Several ostensibly independent candidates actually have close ties to well-established local and national elites.  Iván Duque, a fairly new figure in the Colombian political landscape, is aggressively supported by former President and current Senator Álvaro Uribe Vélez, who had deep roots in the Liberal Party and Antioquia Department elite before founding Centro Democrático in 2013.  The party is closely tied to land-owning oligarchs, big corporations, and the military, which gives Duque prospects for victory no truly independent candidate could have.  German Vargas Lleras, grandson of former President Alberto Lleras, is running on a new ticket called “Coalición Mejor Vargas Lleras,” which receives support from his old party, Cambio Radical, as well as stalwarts of the Conservative party and his family’s Liberal allies.

  • Several independents deserve the label.
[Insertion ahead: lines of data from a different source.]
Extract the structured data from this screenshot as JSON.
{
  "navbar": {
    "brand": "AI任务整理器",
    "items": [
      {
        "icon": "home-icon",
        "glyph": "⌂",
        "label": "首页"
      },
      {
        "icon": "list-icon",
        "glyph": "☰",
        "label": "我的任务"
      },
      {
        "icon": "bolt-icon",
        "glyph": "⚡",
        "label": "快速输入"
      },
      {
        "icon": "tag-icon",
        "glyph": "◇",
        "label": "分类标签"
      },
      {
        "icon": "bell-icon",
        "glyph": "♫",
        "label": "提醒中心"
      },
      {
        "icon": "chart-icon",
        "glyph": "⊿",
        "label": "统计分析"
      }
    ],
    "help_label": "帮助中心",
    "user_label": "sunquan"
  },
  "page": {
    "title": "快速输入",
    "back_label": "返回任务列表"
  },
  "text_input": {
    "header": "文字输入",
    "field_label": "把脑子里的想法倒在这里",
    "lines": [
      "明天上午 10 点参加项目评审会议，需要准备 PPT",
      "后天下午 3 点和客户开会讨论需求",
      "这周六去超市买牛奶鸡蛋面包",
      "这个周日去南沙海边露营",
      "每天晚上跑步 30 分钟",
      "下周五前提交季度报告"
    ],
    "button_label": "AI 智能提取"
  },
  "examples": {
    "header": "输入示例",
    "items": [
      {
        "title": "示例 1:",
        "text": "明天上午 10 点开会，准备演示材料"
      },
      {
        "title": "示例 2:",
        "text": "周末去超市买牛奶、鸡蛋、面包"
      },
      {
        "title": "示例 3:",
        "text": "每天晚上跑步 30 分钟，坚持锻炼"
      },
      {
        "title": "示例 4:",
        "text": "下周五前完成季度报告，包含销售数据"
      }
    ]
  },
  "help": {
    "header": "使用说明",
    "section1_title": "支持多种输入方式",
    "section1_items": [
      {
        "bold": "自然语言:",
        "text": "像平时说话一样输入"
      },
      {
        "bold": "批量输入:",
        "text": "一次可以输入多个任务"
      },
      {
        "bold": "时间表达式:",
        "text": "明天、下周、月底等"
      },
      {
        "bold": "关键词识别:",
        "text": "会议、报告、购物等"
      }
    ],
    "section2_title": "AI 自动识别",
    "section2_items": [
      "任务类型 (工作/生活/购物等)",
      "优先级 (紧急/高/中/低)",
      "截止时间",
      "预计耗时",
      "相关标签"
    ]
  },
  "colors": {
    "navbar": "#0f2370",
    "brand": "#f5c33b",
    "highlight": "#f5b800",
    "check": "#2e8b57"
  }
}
Gustavo Petro, a former guerrilla and mayor of Bogotá, occupies a more leftist space on the political spectrum that was usually excluded by the traditional parties during most of the 20th century.  Former Mayor of Medellín and Governor of Antioquia Sergio Fajardo promises to bring an “academic” perspective to the presidency if elected.
  • In addition to airing complaints about the candidates, social media users have been extremely critical of links that most candidates have to the traditional Colombian political class. Provocateurs mix truthful information with fake news to mislead the electorate and, protected by anonymity and authorities’ loose control over the virtual space, even issue threats of violence.  An unidentified projectile shattered a window of the car in which Gustavo Petro was heading to a rally in the city of Cúcuta.  The Matador, a political cartoonist working for El Tiempo, received death threats after he depicted Ivan Duque as a pig in one of his drawings.

With a little more than three weeks until the first round, the table seems to be set for Colombians to choose between leaders with significantly different political bases.  Current polls suggest they will stick with the neoconservative elite that has improved security and driven economic growth during the last few decades but has been tolerant of corruption, inequity, and even violence in some parts of the country.  But support for a different formula that promises to address some of these chronic problems is not inconsequential, even if the new leaders’ effectiveness is still unproven on a national level.  Colombians will also have a chance to decide if social media will be a vehicle for amplifying the old politics of threats and violence – or perhaps channel legitimate popular voices to demand accountability that exposes “fake news” and hate-mongering for what they are.  On that, too, the old practices and characters seem to have the advantage as they pursue a strategy that creates an image of change to ensure that everything remains the same.  The appearance of change in Colombia probably portends more of the same.

May 2, 2018

* Julián Silva is a CLALS Research Fellow, a Ph.D. Candidate in History at Universidad de los Andes, and Professor of International Relations at several Colombian universities.